Accounting for anisotropy using directional semivariogram and covariance functions

Available with Geostatistical Analyst license.

Because you are working in two-dimensional space, you might expect that the semivariogram and covariance functions change not only with distance but with direction as well. This is called anisotropy.

Learn more about semivariogram and covariance functions

Consider two points, si and sj, and the vector that separates them, which is denoted as si - sj. This vector will have a distance on the x-axis as well as the y-axis. Alternatively, you can think of the vector as having a distance and an angle in polar coordinates. Here anisotropy is described for the semivariogram; the ideas are similar for covariance functions.

The isotropic model is the same in all directions, whereas the anisotropic model reaches the sill more rapidly in some directions than others. The length of the longer axis to reach the sill is called the major range, the length of the shorter axis to reach the sill is called the minor range, and you also have the angle of rotation of the line that forms the major range.

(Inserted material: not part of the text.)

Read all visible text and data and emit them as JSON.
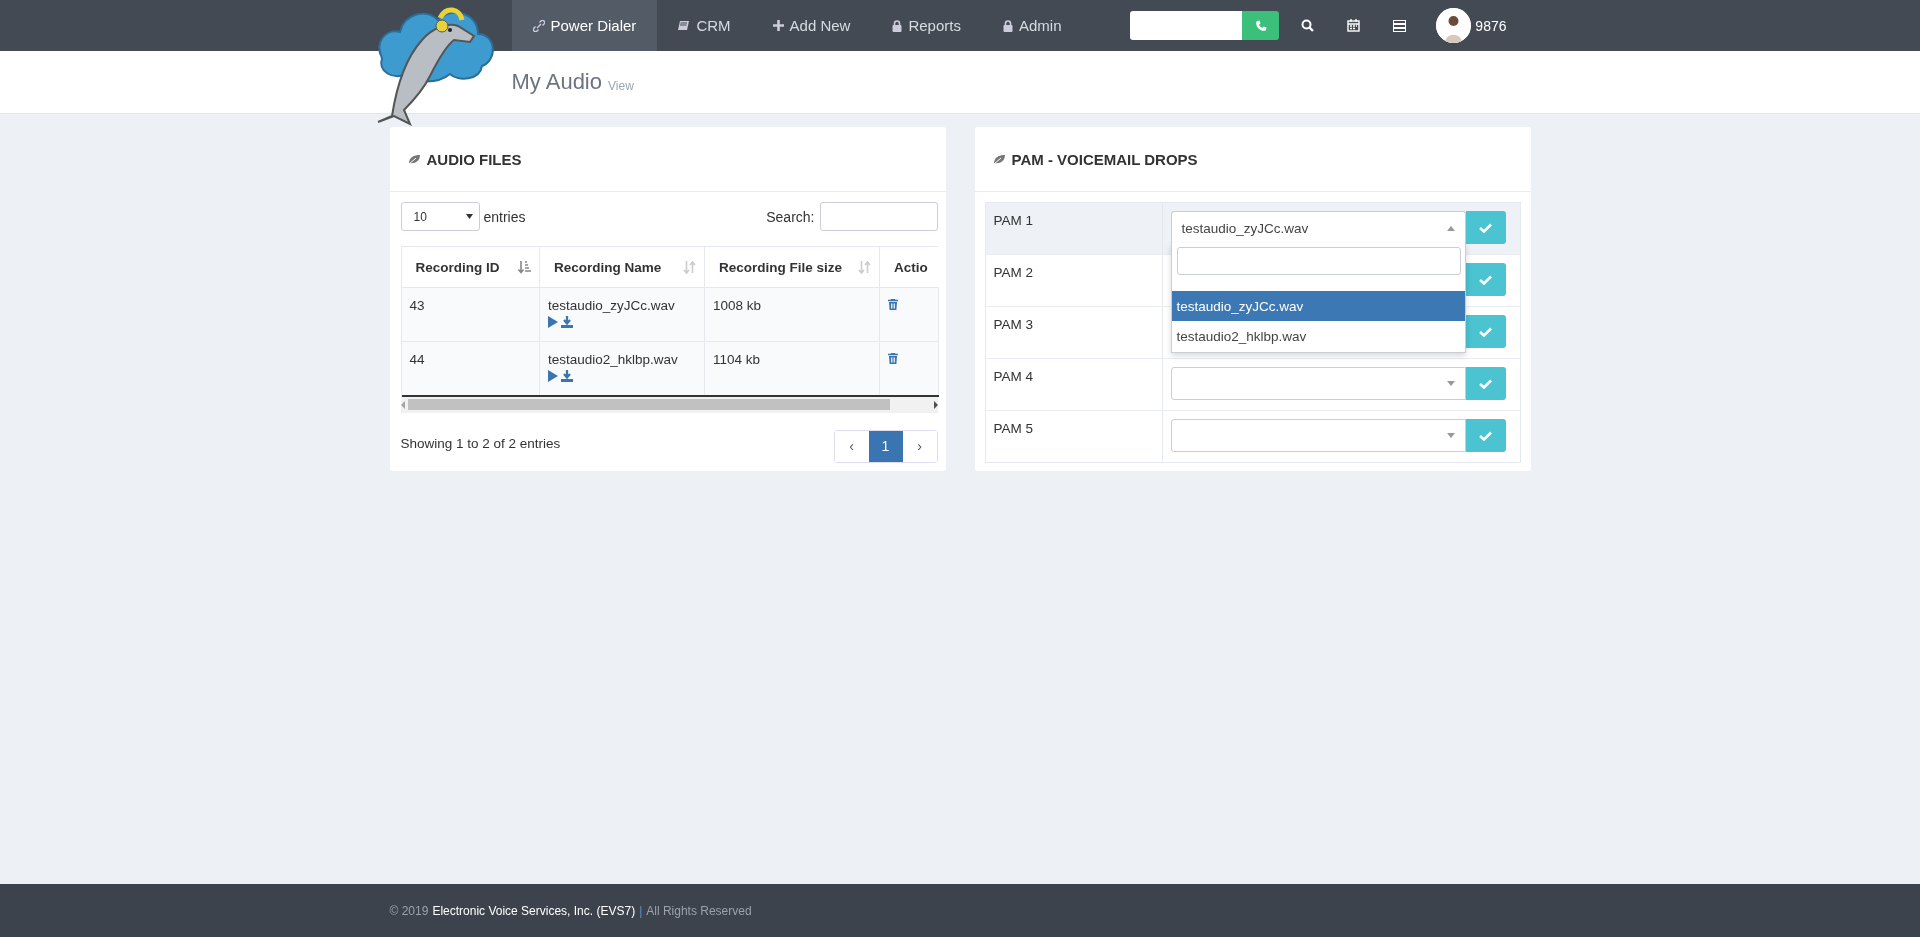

In Geostatistical Analyst, an outline of the range is given in blue, over the empirical semivariogram surface.

Anisotropy diagram